Sun Li was draped in a heavy brocade robe, which rustled as he moved closer, without rising from his kneeling position, to Ada across the straw matting. He was whispering his love for Ada and the honor she had done him by visiting him here in his home. They were very close together now, facing each other. Sun Li took up a lotus blossom that had been in a vase on the table and had been left beside him when the table had been cleared and brushed the fingers of one hand through Ada's long, raven-black hair—still black with only the hint of gray strands at her temples—while he threaded the stem of the lotus into her hair.
They were very close together now, their foreheads touching, and Ada watched, her eyes downcast, as Sun Li unfastened her sarong and opened it and dropped it to where it lay in folds around her naked hips. She was naked and completely open to him. Taking considerable time, he kissed his way down her body, along the hollow in her neck, around each of her nipples and heaving breasts in turn, and down toward her navel. She arched her back toward the decking as he moved his face down her torso, his arms encircling her waist.
Ada felt Sun Li take the lotus blossom from her hair. He was kissing her navel and then moving his lips lower. Ada arched back farther, her shoulders touching the straw matting, and her eyes locked on the cascading waterfall across the ravine, itself magically illuminated by torches set down the mountainside around it. She felt his strong lips on the ones she had between her thighs, and she began to moan and sigh, the dreams of so many sexless nights lying beside her husband being fulfilled beyond her wildest expectations. She felt a pricking sensation at her entrance and she rose far enough to see, when she looked down the long, trembling line of her torso, that Sun Li had inserted the stem of the lotus there He was kissing and licking all around the blossom at her opening. He had his lips and teeth planted on her clitoris now and he was tonguing and sucking her. He held her pelvis steady with his strong hands on her hips as he was making love to her here, and she writhed in ecstasy below him. She wanted him inside her now, fucking her deeply. But Sun Li was relentless in his attentions to her clitoris. He just kept holding her still there and tonguing and sucking her until, with a cry and a lurch, she erupted in orgasm and then collapsed back onto the mat.
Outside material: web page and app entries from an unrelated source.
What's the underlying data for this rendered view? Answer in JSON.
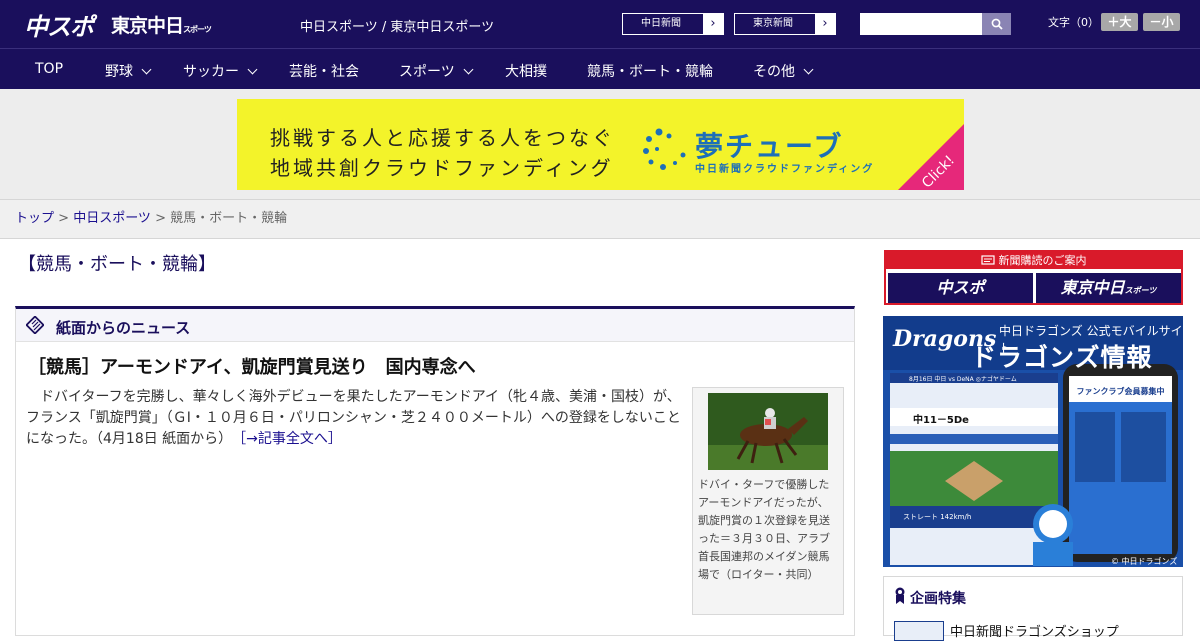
{
  "header": {
    "logo_chuspo": "中スポ",
    "logo_tokyo": "東京中日",
    "logo_tokyo_small": "スポーツ",
    "site_title": "中日スポーツ / 東京中日スポーツ",
    "link_chunichi": "中日新聞",
    "link_tokyo": "東京新聞",
    "link_arrow": "›",
    "search_placeholder": "",
    "search_icon": "search-icon",
    "fontsize_label": "文字（0）",
    "font_larger": "＋大",
    "font_smaller": "－小"
  },
  "nav": {
    "items": [
      {
        "label": "TOP"
      },
      {
        "label": "野球"
      },
      {
        "label": "サッカー"
      },
      {
        "label": "芸能・社会"
      },
      {
        "label": "スポーツ"
      },
      {
        "label": "大相撲"
      },
      {
        "label": "競馬・ボート・競輪"
      },
      {
        "label": "その他"
      }
    ]
  },
  "banner": {
    "line1": "挑戦する人と応援する人をつなぐ",
    "line2": "地域共創クラウドファンディング",
    "brand": "夢チューブ",
    "sub": "中日新聞クラウドファンディング",
    "click": "Click!",
    "colors": {
      "background": "#f3f32a",
      "brand": "#1d6fb8",
      "click": "#e6287a"
    }
  },
  "breadcrumb": {
    "home": "トップ",
    "sep": " > ",
    "section": "中日スポーツ",
    "current": "競馬・ボート・競輪"
  },
  "main": {
    "heading": "【競馬・ボート・競輪】",
    "section_label": "紙面からのニュース",
    "article": {
      "title": "［競馬］アーモンドアイ、凱旋門賞見送り　国内専念へ",
      "body": "ドバイターフを完勝し、華々しく海外デビューを果たしたアーモンドアイ（牝４歳、美浦・国枝）が、フランス「凱旋門賞」（ＧⅠ・１０月６日・パリロンシャン・芝２４００メートル）への登録をしないことになった。（4月18日 紙面から）",
      "more_link": "［→記事全文へ］",
      "caption": "ドバイ・ターフで優勝したアーモンドアイだったが、凱旋門賞の１次登録を見送った＝３月３０日、アラブ首長国連邦のメイダン競馬場で（ロイター・共同）"
    }
  },
  "sidebar": {
    "subscribe_head": "新聞購読のご案内",
    "subscribe_btn1": "中スポ",
    "subscribe_btn2": "東京中日",
    "subscribe_btn2_small": "スポーツ",
    "dragons": {
      "logo": "Dragons",
      "tagline": "中日ドラゴンズ 公式モバイルサイト",
      "title": "ドラゴンズ情報",
      "game_header": "8月16日 中日 vs DeNA ◎ナゴヤドーム",
      "score": "中11－5De",
      "pitch": "ストレート 142km/h",
      "members": "ファンクラブ会員募集中",
      "copyright": "© 中日ドラゴンズ"
    },
    "special_title": "企画特集",
    "special_item": "中日新聞ドラゴンズショップ"
  }
}
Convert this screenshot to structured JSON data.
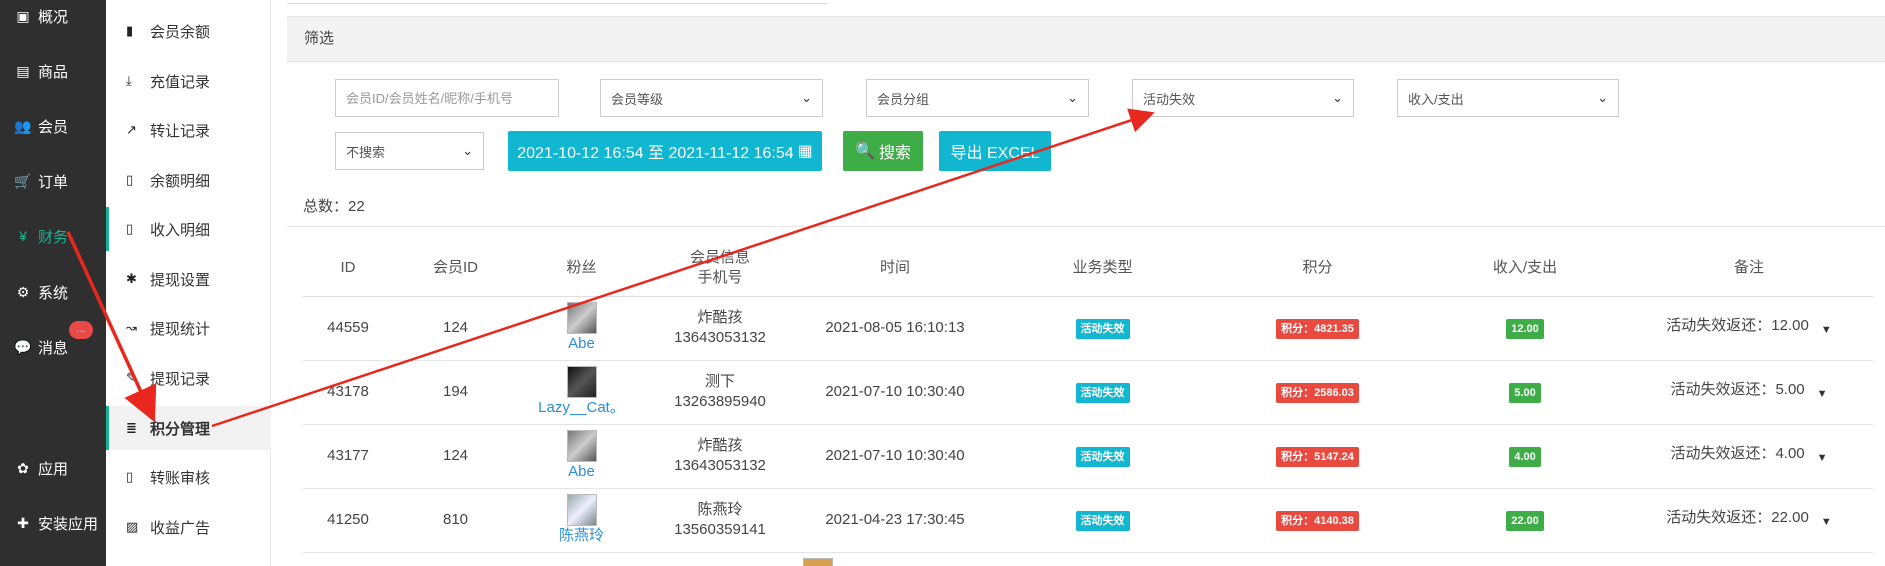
{
  "nav": {
    "items": [
      {
        "label": "概况",
        "icon": "dashboard-icon"
      },
      {
        "label": "商品",
        "icon": "goods-icon"
      },
      {
        "label": "会员",
        "icon": "users-icon"
      },
      {
        "label": "订单",
        "icon": "cart-icon"
      },
      {
        "label": "财务",
        "icon": "yen-icon",
        "active": true
      },
      {
        "label": "系统",
        "icon": "gears-icon"
      },
      {
        "label": "消息",
        "icon": "message-icon"
      },
      {
        "label": "应用",
        "icon": "apps-icon"
      },
      {
        "label": "安装应用",
        "icon": "puzzle-icon"
      }
    ],
    "message_badge": "...",
    "active_color": "#19b394"
  },
  "submenu": {
    "items": [
      {
        "label": "会员余额",
        "icon": "book-icon"
      },
      {
        "label": "充值记录",
        "icon": "download-icon"
      },
      {
        "label": "转让记录",
        "icon": "external-link-icon"
      },
      {
        "label": "余额明细",
        "icon": "file-icon"
      },
      {
        "label": "收入明细",
        "icon": "file-icon"
      },
      {
        "label": "提现设置",
        "icon": "gear-icon"
      },
      {
        "label": "提现统计",
        "icon": "line-chart-icon"
      },
      {
        "label": "提现记录",
        "icon": "pencil-icon"
      },
      {
        "label": "积分管理",
        "icon": "database-icon",
        "active": true
      },
      {
        "label": "转账审核",
        "icon": "file-icon"
      },
      {
        "label": "收益广告",
        "icon": "image-icon"
      }
    ]
  },
  "filter": {
    "title": "筛选",
    "search_placeholder": "会员ID/会员姓名/昵称/手机号",
    "level_select": "会员等级",
    "group_select": "会员分组",
    "type_select": "活动失效",
    "io_select": "收入/支出",
    "search_mode_select": "不搜索",
    "date_range": "2021-10-12 16:54 至 2021-11-12 16:54",
    "search_button": "搜索",
    "export_button": "导出 EXCEL"
  },
  "summary": {
    "total_label": "总数：22"
  },
  "table": {
    "headers": {
      "id": "ID",
      "member_id": "会员ID",
      "fans": "粉丝",
      "member_info": "会员信息",
      "phone": "手机号",
      "time": "时间",
      "biz_type": "业务类型",
      "points": "积分",
      "io": "收入/支出",
      "note": "备注"
    },
    "rows": [
      {
        "id": "44559",
        "member_id": "124",
        "fan": "Abe",
        "name": "炸酷孩",
        "phone": "13643053132",
        "time": "2021-08-05 16:10:13",
        "type": "活动失效",
        "points": "积分：4821.35",
        "amount": "12.00",
        "note": "活动失效返还：12.00"
      },
      {
        "id": "43178",
        "member_id": "194",
        "fan": "Lazy__Cat。",
        "name": "测下",
        "phone": "13263895940",
        "time": "2021-07-10 10:30:40",
        "type": "活动失效",
        "points": "积分：2586.03",
        "amount": "5.00",
        "note": "活动失效返还：5.00"
      },
      {
        "id": "43177",
        "member_id": "124",
        "fan": "Abe",
        "name": "炸酷孩",
        "phone": "13643053132",
        "time": "2021-07-10 10:30:40",
        "type": "活动失效",
        "points": "积分：5147.24",
        "amount": "4.00",
        "note": "活动失效返还：4.00"
      },
      {
        "id": "41250",
        "member_id": "810",
        "fan": "陈燕玲",
        "name": "陈燕玲",
        "phone": "13560359141",
        "time": "2021-04-23 17:30:45",
        "type": "活动失效",
        "points": "积分：4140.38",
        "amount": "22.00",
        "note": "活动失效返还：22.00"
      }
    ]
  },
  "colors": {
    "sidebar_bg": "#2f2f2f",
    "accent_green": "#19b394",
    "tag_cyan": "#11b6d0",
    "tag_red": "#e84a3f",
    "tag_green": "#3fad47",
    "annotation_arrow": "#e8281e"
  }
}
Sun Li was telling her how much he had enjoyed that and hoping that she had as well, as he opened his robe and revealed himself fully naked, a dark bronze god, underneath the robe. His cock was in full erection and curved up toward his body. He gave a little laugh as he inserted yet another lotus blossom in the slit in the glans of his penis. Ada watch this blossom, mesmerized, he lowered the head of his cock to her entrance, below her own lotus blossom, and then she both watched and felt as he fed his member into her flowing opening, crushing the lotus blossoms together. She felt the lotus blossoms being pulverized between their lower bellies as Sun Li pulled her pelvis into his and raised her breasts to his chest. The flowers released a strong, intoxicating scent in their joining and bruising. As Sun Li's lips went down to Ada's breasts, he pulled the robe around both of them, and they made long, languid love within their brocade cocoon.